The first half hour of the run in is a good time to fish especially if the water is very clear at the top of the tide. Just when the tide starts to move around the front of the north wall is the time to fish, fish like cod and jacks like to hunt around the end of the wall just as the tide starts to move though unless you have decent gear or are very lucky most will make it back to holes in the rock and bust you off. Once the tide is in full swing they will go back to thier rocky homes or find an eddy close to the rocks. Big fish like kingfish and mulloway will also wait just on the dropoff and pick up and food that comes over the edge during this time, there's usually also small jewies, tailor and GT's along the edges of the eddy.
Fish like GT's and Salmon will almost exclusively feed on the surface during run in tides and they like the water to be flowing at full speed which makes it easier to hunt the baitfish they seek. They will only ever hunt like this during the day or at dawn/dusk and seem to prefer the first few hours of the morning(7am-10am) and the late afternoon (3pm-6pm). Tailor will also hunt on surface during these times but are less predictable. You can still effectively livebait in the seaway during a run in tide but you need serious weight and small baits(herring, yellowtail) to get to the bottom depending on the tidal flow, I use up to 5oz if the tidal flow is strong. GT's, Bigeyes and Tailor are the most likely species you will catch with a few school jew in the slower area's.
The first hour of the run out.
The first hour of the runout seems to be an important time for the pipeline, moreso than the north wall. During this time I've seen an increase in fish feeding behaviour quite a few times and sometimes they will feed on the surface during this time. Livebaits tend to work better than lures though, especially if the sun has been up for a while. It seems to affect most species that sit on the pipe but kingfish, GT's and Bigeye Trevally are the main ones. Some of the time on the north wall the fish just seem to shut down after the tide changes to run out, but its still worth a look if the pipe has no fish.

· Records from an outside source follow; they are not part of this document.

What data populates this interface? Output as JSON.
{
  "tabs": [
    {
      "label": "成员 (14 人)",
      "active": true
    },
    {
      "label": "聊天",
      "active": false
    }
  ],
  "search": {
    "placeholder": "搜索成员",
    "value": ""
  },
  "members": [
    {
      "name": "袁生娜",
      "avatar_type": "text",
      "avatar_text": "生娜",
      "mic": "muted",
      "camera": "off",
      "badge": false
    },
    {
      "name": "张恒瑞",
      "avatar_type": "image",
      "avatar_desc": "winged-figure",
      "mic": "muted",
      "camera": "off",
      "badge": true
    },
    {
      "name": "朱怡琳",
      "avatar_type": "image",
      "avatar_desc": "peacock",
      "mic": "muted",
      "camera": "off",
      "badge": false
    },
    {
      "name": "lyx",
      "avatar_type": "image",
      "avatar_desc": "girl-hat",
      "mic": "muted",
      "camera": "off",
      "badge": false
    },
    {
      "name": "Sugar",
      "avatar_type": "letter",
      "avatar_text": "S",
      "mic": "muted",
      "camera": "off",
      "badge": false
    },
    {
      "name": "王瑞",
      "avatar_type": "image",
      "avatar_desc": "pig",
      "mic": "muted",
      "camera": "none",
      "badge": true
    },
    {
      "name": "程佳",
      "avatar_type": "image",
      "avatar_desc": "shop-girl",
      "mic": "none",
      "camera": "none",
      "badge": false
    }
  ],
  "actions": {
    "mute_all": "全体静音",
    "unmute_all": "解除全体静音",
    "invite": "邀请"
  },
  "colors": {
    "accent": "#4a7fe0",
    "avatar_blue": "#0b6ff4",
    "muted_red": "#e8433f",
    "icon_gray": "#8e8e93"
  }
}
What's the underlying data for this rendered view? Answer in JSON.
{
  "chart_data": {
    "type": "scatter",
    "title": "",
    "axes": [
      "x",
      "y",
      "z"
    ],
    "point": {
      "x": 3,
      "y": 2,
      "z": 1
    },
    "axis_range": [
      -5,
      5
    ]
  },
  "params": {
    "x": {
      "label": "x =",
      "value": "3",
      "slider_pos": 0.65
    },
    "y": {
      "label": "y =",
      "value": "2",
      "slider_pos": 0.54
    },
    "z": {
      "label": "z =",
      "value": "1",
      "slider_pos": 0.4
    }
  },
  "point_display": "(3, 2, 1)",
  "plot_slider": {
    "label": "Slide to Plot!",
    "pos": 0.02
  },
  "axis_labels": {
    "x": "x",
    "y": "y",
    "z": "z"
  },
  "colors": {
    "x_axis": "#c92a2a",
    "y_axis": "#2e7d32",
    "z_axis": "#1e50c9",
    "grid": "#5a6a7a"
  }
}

I'm not a big believer in the solunar tables as triggers for fish feeding but the moon does play a part, there's unquestionably a buildup in feeding activity in the week before the full moon and fishing is better at night if there is no moon at all. so its worth keeping those two in mind. You still have to find the fish though.
Fish can't eat without someting to eat and the better catches come when there is lots of bait around. March to July(white pilchards) and November to January(frogmouth pilchards) usually sees big schools of bait entering the seaway and broadwater, find the bait and you can usually find the fish. If you find the bait and there's nothing feeding on it the fish may be waiting until the tide or time of day changes to commence feeding.
So thats it, there's a few feeding triggers for you to consider. Fish can and will ignore these and feed whenever the hell they feel like it but I've found more often than not planning a trip around these elements, especially trips where I can stack some of these in a row are trips that are the most successful.
Yep good tips, can’t wait to get up there and have a fish, It seams to be a lot more productive than the tweed, Thanks for sharing, Ps also love the site, Jase,
You must be logged in to post a comment.
Excellent topics like these are why we need to keep this site going. Kudos to you Craig and thanks again for the wonderful information.